---------- Working data
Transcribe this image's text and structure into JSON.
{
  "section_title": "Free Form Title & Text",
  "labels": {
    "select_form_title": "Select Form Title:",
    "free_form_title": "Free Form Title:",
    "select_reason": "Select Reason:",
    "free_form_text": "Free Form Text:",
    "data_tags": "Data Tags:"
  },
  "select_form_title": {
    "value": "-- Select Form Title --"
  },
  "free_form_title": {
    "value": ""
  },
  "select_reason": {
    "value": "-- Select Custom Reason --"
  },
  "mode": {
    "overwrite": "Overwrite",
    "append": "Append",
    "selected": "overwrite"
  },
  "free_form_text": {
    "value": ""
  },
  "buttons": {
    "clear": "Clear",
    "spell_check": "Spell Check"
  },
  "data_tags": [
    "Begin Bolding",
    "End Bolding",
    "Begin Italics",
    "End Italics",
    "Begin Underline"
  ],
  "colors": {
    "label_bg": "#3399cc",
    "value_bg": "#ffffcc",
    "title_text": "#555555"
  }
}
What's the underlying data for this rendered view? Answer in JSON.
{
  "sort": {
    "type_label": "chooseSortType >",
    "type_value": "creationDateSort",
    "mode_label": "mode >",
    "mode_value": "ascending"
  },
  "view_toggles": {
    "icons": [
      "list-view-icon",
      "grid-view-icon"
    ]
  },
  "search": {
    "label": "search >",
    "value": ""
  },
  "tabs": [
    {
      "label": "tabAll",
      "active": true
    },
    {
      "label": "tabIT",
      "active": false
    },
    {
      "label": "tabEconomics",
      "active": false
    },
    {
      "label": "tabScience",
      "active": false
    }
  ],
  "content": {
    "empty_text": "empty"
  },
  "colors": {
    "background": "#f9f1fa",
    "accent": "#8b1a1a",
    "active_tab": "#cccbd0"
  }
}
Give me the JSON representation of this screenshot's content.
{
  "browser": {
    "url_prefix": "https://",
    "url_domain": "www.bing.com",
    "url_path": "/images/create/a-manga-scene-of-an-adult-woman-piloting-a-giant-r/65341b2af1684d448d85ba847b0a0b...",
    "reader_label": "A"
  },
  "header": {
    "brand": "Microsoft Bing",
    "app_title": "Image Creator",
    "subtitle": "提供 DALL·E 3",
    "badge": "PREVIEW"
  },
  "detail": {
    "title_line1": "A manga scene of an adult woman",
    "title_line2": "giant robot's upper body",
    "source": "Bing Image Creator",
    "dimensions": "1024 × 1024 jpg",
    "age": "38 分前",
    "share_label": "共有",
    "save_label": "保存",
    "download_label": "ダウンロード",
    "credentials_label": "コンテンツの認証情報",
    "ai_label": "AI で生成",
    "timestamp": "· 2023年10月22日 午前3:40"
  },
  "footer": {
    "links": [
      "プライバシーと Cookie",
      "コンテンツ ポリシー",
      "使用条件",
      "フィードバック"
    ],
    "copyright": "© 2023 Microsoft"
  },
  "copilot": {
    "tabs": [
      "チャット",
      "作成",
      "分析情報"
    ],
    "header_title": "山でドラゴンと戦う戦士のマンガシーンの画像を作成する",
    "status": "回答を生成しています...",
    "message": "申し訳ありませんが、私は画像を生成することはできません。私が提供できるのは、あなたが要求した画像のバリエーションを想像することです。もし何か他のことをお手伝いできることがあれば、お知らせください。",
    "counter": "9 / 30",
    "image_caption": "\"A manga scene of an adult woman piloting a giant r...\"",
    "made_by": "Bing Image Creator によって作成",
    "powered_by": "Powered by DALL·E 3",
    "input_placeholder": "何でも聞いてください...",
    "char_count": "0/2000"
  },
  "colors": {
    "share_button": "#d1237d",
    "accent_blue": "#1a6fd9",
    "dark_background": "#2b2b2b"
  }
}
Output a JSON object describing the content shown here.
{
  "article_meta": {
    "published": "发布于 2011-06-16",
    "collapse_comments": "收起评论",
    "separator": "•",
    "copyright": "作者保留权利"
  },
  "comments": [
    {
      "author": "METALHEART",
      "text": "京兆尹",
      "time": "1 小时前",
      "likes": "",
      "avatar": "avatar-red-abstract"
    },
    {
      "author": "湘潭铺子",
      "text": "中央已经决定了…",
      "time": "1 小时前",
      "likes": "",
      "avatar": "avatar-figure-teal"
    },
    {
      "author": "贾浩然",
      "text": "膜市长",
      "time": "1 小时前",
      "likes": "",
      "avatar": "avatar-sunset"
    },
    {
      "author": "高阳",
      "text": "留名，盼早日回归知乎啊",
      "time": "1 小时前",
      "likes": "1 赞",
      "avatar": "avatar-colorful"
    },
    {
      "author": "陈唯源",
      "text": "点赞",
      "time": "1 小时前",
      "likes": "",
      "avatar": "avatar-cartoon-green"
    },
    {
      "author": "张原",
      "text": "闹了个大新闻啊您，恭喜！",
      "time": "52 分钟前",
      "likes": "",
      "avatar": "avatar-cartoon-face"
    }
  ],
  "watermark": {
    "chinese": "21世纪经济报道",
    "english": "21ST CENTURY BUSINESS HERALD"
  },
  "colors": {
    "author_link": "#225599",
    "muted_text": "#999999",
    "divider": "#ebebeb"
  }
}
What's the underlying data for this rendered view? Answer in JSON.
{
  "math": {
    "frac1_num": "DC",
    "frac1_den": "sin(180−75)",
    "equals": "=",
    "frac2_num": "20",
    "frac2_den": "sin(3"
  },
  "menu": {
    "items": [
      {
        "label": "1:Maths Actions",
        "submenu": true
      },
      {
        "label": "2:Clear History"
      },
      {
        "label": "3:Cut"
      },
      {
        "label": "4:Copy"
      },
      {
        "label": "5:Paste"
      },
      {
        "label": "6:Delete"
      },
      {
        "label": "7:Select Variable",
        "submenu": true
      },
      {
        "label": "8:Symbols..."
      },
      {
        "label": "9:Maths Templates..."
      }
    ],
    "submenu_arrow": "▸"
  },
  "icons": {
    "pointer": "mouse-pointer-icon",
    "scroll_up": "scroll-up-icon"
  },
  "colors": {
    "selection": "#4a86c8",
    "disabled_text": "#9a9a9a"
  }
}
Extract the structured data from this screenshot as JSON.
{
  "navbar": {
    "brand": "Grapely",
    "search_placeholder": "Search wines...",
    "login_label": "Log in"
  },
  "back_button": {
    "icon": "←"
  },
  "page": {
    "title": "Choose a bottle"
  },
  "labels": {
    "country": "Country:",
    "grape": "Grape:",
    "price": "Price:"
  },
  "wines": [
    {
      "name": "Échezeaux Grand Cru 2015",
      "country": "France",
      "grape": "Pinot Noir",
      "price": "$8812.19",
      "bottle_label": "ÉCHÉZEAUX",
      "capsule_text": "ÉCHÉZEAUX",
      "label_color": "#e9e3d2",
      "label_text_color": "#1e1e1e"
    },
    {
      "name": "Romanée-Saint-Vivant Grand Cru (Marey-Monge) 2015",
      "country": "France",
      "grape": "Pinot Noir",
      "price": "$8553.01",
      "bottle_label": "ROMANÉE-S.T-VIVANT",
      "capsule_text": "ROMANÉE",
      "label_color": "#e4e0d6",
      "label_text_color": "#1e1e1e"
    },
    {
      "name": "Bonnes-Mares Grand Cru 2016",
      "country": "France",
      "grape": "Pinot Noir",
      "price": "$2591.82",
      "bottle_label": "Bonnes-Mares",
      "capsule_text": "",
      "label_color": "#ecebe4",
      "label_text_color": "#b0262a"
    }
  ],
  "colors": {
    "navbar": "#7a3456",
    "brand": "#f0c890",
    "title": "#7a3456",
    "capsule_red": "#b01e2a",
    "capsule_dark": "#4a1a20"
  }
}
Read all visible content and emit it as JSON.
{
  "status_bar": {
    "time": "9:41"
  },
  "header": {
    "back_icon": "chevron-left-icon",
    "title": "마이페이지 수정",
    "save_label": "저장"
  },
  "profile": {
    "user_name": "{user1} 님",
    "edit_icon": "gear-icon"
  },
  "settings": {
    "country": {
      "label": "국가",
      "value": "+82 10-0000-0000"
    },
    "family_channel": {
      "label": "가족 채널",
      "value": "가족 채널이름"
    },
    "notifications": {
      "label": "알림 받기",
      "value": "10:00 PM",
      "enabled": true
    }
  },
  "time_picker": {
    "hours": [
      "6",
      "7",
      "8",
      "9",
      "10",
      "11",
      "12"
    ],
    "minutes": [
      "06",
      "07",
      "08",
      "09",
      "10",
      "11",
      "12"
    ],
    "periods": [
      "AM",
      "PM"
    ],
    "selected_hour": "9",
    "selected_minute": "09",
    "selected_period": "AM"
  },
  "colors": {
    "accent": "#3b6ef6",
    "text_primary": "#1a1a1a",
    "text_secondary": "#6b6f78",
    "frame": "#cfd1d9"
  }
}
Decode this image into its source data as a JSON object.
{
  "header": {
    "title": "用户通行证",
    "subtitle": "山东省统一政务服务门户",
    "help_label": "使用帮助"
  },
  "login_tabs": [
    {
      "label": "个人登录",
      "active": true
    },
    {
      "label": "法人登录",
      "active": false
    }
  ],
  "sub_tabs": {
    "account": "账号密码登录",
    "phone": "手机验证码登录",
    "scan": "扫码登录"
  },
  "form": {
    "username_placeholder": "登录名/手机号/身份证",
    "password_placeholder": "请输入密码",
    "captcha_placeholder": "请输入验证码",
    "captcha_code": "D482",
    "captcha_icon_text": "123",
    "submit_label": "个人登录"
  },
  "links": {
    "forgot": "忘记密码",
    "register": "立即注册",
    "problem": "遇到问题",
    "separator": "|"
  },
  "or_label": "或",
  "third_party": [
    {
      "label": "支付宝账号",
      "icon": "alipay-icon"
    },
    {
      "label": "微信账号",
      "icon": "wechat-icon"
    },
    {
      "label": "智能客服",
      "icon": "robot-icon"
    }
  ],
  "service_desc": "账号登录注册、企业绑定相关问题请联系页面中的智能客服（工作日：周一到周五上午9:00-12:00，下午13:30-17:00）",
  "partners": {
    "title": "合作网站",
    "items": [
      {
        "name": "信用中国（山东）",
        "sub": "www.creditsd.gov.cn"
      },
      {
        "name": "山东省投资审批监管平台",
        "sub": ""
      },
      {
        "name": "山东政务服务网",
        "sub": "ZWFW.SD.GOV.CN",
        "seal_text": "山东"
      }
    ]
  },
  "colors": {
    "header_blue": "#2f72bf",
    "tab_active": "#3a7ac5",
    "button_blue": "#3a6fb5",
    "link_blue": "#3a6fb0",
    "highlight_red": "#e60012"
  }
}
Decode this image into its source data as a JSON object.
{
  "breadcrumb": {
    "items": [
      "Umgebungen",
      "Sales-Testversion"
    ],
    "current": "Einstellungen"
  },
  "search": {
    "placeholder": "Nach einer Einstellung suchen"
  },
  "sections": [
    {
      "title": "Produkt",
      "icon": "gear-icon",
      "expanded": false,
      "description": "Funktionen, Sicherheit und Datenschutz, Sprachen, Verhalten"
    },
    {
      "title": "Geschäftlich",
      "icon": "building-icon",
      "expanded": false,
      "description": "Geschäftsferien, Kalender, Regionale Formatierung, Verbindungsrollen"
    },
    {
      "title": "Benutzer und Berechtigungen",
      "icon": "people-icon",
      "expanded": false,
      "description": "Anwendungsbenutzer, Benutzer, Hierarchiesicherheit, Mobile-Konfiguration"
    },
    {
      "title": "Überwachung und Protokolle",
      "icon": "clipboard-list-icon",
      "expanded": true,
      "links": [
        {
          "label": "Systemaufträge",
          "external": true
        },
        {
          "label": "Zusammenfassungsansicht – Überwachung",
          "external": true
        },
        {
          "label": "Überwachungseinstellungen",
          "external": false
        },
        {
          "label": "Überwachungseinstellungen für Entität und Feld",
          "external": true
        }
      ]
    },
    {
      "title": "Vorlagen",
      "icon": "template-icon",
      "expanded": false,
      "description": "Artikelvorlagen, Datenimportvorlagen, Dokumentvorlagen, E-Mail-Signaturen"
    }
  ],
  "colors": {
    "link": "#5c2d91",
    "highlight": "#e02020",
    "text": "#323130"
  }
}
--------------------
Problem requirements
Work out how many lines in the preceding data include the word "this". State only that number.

Answer to the exercise
7